I work with many companies right across Europe who are starting to realise the direct and in-direct problems associated with password management. How many passwords do we have and how many of us have written them down in places like the back page of a diary?
Perhaps even on post-it notes stuck on screens or around desks?
What about those critical passwords that protect access to the servers themselves, the so called “superuser” and “admin” passwords used to stop, start and administer the servers and data storage systems from where everything is served up to us? If these
credentials come into the wrong hands the impact to businesses could be catastrophic.
There are all kinds of statistics about passwords – the most popular/obvious ones, strong/weak ones, the need to regularly change them, naming policies and so on. For example, the average consumer uses 25 or more sites that rely on passwords. The average

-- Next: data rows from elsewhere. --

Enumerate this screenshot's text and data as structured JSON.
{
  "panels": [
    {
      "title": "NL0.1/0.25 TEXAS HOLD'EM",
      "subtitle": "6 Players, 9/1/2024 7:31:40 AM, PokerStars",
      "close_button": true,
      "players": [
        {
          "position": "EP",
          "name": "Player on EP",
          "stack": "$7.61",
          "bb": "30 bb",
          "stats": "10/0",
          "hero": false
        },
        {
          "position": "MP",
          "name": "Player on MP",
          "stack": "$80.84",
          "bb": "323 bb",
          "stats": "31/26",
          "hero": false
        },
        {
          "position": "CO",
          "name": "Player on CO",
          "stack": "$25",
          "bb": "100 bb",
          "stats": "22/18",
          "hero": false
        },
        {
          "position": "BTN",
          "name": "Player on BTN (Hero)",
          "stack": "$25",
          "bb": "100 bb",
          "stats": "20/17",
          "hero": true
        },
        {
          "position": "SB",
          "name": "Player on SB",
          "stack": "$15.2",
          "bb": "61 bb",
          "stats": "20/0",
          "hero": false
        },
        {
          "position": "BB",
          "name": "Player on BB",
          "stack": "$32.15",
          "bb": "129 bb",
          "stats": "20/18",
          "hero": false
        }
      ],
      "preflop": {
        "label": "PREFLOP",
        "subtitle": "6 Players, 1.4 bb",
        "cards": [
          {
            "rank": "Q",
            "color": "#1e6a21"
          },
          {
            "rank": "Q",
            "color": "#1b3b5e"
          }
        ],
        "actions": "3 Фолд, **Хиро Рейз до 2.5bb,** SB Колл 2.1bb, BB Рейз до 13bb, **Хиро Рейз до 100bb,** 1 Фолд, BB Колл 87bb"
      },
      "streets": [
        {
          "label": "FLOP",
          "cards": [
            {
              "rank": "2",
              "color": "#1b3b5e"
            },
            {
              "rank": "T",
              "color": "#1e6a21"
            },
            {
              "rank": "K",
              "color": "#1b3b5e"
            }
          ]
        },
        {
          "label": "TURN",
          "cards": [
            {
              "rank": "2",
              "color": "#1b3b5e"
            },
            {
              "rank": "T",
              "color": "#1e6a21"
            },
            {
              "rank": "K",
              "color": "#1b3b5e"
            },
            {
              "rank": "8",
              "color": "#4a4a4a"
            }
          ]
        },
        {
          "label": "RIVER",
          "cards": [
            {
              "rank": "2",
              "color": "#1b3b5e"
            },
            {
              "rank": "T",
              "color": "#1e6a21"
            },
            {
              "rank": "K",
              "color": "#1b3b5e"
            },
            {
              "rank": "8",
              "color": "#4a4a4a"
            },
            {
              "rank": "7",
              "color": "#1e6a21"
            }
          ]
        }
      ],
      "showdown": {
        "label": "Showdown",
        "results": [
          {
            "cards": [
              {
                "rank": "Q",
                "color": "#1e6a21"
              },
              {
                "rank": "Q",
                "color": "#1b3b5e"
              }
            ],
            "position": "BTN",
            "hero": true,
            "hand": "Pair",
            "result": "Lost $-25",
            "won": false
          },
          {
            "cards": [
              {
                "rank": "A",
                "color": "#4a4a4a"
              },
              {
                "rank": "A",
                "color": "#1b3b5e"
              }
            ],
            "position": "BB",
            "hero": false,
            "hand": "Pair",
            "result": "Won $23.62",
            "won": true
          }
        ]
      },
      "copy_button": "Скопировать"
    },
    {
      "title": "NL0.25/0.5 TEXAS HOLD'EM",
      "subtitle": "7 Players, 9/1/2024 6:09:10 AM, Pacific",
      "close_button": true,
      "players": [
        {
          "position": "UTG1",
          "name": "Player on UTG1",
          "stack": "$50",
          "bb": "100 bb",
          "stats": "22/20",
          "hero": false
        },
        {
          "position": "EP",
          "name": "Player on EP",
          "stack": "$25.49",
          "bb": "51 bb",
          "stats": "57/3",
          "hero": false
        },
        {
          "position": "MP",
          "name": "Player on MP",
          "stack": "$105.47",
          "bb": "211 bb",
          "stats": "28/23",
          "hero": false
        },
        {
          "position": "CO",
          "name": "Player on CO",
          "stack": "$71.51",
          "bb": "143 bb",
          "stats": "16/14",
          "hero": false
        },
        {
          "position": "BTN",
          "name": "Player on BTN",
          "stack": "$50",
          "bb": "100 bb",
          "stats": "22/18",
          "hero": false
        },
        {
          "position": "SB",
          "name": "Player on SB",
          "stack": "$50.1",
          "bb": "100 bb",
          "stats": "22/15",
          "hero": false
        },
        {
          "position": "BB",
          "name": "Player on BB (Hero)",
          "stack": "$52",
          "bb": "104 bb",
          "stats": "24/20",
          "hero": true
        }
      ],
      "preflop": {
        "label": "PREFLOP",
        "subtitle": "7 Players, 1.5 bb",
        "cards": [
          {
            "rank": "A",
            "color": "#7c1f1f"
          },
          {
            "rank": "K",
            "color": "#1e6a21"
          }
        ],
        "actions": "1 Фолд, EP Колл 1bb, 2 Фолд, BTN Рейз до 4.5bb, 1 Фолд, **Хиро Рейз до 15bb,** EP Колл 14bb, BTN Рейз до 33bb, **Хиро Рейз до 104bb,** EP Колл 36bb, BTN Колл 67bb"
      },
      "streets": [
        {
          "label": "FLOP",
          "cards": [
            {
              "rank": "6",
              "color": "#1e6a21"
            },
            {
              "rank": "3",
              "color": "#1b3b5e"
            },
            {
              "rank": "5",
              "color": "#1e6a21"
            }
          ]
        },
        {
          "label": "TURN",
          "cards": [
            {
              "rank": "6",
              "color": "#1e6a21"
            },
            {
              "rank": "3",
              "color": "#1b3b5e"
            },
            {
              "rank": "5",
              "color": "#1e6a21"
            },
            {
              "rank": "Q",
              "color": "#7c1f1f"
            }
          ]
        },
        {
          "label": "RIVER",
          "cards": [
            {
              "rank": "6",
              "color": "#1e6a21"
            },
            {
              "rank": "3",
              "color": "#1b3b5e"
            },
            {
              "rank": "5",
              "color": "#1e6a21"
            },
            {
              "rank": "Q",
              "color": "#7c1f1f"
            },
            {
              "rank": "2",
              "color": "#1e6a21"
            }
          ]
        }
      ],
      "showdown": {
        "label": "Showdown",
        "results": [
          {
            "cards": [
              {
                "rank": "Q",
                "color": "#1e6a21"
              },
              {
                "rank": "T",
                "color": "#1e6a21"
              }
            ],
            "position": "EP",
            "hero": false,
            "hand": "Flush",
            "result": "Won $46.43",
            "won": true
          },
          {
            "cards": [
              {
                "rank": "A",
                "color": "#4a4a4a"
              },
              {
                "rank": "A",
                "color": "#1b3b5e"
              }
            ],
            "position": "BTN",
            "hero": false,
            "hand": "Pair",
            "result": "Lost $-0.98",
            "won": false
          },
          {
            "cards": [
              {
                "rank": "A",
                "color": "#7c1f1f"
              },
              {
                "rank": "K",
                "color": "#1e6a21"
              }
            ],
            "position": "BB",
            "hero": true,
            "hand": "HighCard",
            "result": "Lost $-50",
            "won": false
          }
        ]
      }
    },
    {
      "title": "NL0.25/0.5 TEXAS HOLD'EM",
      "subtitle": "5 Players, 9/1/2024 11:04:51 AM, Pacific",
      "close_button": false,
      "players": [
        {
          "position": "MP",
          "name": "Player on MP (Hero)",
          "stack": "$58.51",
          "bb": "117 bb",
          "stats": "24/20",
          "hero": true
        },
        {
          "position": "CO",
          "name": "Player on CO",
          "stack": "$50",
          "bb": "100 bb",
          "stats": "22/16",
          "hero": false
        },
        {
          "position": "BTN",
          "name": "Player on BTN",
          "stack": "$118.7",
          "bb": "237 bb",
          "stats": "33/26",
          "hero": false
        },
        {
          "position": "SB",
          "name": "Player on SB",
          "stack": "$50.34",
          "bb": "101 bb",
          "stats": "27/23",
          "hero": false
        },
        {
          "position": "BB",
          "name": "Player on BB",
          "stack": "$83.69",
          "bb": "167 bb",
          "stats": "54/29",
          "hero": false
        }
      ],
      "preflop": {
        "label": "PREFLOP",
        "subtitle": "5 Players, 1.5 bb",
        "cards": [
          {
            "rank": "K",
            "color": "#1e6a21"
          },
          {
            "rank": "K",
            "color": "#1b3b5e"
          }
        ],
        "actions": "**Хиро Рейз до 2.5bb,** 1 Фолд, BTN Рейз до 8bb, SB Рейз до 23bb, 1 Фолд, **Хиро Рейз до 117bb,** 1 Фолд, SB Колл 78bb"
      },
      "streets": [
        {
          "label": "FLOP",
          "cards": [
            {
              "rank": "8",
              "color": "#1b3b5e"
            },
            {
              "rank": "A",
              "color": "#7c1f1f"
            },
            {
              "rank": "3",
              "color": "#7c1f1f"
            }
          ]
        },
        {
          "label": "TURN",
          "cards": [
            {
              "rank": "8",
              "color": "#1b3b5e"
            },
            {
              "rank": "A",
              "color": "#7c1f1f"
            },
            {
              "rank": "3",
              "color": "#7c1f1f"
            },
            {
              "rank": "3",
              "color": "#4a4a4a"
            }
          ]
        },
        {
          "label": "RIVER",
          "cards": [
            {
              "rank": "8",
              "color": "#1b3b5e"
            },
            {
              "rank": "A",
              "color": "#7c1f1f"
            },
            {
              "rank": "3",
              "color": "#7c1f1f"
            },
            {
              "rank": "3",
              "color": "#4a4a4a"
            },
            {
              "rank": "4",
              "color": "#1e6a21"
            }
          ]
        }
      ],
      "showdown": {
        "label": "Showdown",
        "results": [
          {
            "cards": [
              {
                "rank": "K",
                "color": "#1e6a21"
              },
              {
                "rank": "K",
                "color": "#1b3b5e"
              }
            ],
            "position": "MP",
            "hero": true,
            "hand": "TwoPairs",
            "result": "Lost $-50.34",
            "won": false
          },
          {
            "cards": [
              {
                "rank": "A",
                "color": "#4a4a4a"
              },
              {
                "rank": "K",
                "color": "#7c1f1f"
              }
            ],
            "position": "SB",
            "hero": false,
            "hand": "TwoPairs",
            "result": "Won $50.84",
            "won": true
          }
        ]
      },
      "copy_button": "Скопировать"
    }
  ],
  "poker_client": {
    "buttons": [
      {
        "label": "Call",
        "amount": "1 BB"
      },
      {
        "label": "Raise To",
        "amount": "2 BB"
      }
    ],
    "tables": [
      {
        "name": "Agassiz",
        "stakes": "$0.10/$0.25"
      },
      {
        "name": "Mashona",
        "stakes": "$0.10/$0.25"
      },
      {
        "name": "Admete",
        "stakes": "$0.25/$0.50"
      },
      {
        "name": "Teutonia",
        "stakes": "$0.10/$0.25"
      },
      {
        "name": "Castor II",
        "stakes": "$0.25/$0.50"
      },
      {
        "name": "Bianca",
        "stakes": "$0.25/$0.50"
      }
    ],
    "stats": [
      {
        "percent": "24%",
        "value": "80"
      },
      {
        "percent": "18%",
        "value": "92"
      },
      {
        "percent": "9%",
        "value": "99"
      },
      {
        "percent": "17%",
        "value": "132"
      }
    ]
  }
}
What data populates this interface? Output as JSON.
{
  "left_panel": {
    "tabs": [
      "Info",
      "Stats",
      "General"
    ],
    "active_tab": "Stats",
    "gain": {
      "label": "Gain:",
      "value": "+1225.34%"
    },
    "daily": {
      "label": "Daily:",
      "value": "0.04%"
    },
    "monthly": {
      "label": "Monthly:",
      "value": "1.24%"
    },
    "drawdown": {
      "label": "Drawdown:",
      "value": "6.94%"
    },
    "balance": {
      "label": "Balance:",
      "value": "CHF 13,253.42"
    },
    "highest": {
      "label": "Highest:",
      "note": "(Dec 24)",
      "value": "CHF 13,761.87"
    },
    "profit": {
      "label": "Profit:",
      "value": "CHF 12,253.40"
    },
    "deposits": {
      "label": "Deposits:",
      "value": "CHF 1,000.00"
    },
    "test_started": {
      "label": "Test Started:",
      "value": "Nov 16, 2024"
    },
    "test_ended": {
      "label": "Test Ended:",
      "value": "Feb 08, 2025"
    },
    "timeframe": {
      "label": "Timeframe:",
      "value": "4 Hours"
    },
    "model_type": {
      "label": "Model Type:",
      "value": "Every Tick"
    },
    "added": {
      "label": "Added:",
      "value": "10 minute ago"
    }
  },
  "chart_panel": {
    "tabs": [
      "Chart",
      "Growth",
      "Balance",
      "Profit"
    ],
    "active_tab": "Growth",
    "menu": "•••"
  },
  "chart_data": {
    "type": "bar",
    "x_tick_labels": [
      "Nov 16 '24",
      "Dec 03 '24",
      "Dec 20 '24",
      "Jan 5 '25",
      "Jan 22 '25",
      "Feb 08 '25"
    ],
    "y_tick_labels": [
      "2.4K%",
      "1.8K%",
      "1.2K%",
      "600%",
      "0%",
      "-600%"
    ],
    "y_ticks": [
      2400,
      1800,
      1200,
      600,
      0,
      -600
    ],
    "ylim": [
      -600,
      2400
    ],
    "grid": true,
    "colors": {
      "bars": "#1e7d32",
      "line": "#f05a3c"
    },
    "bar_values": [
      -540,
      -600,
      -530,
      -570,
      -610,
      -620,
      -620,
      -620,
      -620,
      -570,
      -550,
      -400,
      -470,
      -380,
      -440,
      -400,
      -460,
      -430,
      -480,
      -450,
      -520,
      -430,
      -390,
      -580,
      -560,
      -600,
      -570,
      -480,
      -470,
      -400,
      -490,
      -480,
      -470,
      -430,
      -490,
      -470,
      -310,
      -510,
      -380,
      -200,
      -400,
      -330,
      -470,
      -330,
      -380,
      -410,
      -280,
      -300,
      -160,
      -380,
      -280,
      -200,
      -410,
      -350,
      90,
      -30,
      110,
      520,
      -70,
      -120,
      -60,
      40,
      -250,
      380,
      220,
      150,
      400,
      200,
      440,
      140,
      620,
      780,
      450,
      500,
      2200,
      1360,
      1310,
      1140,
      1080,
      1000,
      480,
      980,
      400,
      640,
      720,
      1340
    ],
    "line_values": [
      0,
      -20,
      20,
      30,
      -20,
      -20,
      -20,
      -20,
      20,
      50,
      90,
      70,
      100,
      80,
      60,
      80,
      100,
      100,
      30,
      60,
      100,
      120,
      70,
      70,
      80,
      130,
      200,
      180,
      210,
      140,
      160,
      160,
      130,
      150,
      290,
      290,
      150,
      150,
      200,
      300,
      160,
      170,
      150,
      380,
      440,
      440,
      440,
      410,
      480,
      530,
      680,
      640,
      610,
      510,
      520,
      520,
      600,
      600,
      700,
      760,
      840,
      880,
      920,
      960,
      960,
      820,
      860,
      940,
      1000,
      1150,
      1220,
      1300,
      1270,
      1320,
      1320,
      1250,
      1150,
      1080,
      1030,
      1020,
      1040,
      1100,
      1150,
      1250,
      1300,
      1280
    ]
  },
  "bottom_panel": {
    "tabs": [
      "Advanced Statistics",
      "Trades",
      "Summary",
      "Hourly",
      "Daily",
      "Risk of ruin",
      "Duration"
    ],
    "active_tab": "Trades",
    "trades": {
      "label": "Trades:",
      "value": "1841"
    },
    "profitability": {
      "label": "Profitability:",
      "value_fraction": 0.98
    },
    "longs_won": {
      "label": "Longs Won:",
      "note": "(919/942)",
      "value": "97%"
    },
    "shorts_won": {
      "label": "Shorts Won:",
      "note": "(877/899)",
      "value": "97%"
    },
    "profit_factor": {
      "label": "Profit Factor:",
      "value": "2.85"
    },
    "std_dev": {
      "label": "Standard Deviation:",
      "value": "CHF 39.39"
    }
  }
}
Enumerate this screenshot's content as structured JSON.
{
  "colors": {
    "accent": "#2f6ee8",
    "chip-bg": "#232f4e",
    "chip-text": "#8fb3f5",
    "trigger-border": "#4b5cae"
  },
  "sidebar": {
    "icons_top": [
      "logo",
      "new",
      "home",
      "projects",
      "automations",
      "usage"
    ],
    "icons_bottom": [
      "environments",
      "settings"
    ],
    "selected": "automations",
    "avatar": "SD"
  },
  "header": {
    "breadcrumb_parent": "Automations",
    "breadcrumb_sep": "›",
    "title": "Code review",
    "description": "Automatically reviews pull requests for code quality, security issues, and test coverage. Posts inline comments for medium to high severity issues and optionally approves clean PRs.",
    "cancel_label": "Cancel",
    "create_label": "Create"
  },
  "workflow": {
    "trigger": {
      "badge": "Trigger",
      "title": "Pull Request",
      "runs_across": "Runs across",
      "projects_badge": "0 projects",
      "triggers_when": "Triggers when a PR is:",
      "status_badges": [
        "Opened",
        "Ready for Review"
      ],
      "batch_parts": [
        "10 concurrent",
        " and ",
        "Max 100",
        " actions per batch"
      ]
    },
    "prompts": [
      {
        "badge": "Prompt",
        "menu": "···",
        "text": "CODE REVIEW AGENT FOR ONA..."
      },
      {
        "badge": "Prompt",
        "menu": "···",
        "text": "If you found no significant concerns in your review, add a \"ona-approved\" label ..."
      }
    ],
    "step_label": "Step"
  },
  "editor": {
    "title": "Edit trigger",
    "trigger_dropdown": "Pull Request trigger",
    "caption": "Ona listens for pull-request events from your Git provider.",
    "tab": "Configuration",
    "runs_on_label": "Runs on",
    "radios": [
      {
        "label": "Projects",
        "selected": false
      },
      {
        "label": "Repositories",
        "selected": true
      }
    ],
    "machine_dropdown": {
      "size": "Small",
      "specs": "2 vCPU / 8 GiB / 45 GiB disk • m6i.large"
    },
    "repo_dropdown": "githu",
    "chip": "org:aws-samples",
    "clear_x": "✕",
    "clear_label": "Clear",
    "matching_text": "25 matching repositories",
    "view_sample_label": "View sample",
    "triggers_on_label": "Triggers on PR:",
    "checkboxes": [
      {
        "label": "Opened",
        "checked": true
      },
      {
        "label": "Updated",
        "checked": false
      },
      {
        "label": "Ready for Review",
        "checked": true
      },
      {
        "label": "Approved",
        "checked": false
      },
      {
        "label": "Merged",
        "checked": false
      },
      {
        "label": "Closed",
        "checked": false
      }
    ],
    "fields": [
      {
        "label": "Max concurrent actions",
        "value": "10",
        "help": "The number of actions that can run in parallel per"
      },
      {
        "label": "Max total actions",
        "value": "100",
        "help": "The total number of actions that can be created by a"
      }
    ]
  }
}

internal employee has 5-10 systems that they need password access to. Employees struggle to remember passwords given all of the rules and hence often end up writing them down and leaving themselves open to compromise.
The commercial risk
From a cost perspective, the effort to reduce support and operational burdens has now seen companies beginning to understand just how much productivity is lost by forced password changes. Then take into account the time IT departments spend on the management
of password resets and user lock-outs the picture becomes clear that there must be other ways to solve these issues.
All this could pale into comparison in the event of a major breach where cybercriminals hack user accounts then trade the details with criminals on the dark web. The associated clean-up cost, not to mention reputational damage should be top of mind when
CISO’s sleep at night.
I have seen many companies spend massive amounts on the very latest in shiny Cybersecurity tools that monitor external attacks on their systems however still maintain the classic username and password process that is most likely the easiest way for suspicious
individuals to gain access to critical systems and data.
- “Companies looking for ways to keep their users secure should know one thing”, a top Google security executive said, "Passwords are dead“. Heather Adkins, Google's manager of information security, said that “in the future,
the game is over for anyone that relies on passwords as its chief method to secure users and their data
- “Our passwords are failing us.” said Michael Barrett, PayPal’s Chief Security Officer
According to the Verizon 2017 Data Breach Investigation Report, roughly 81% of all data breaches were enabled by stolen and/or weak passwords and 25% of breaches involved internal actors.
Much analysis of the human generated password has been made and the research all points to humans not being very good at creating and using “strong” passwords and that randomly generated passwords do go some way towards increasing password strength.
Solving the issue
There is however a trend to try to provide a solution to this growing problem.
This can take the form of self-service password reset, enterprise single sign-on/sign-off and privileged access management.
However, what I truly believe the best solution to be is utilising biometrics when signing on.
We are seeing biometrics in the mobile channel as the ideal tool to “sign us on” to our phones and tablets and if this trend continues, we will be seeing far more Apps taking advantage of the biometric sensors in our mobile devices.
Taking a look at the provision of IT services in the banking industry, there are often a multitude of systems that a typical user may need to access in a given working day. The use of SSO, whereby a user has one password which signs them in to all of the
systems they need to access, can go a very long way towards increasing productivity, reducing the time and cost of credential management and promoting a pro-active approach to identity governance. Some of the more sophisticated SSO systems work on the basis
of a challenge-response where users may need to generate a one-time password (OTP) or provide another token (e.g. smart card) before access is granted.
At the same time however, SSO does present a level of risk and the possibility to gain the “keys to the kingdom” is real. Whilst simplifying things massively for both end-users and the IT department, it does mean that if that single password is compromised
in some way, then a potential attacker can get to all of the applications that the user would normally be able to access. It means that the single password is now even more important than ever before and additional safeguards should be considered to maintain
the required integrity of that password.
Two factor authentication or 2FA is the first step where the user provides a second token and 3FA goes a stage further where the user needs to also provide their biometric data. 2FA and 3FA need appropriate integration within the SSO solution.
3FA is where some of the biggest advances can be made in improving identity governance. In the banking sector where there are so many different types of critical transactions that should only be approved by specifically authorised persons, the addition of
a biometric factor can really start to change the game in terms of compliance, segregation of responsibilities and improvements in operational process.
So in summary to all this do not forget - a chain is only as strong as its weakest link...
External | what does this mean?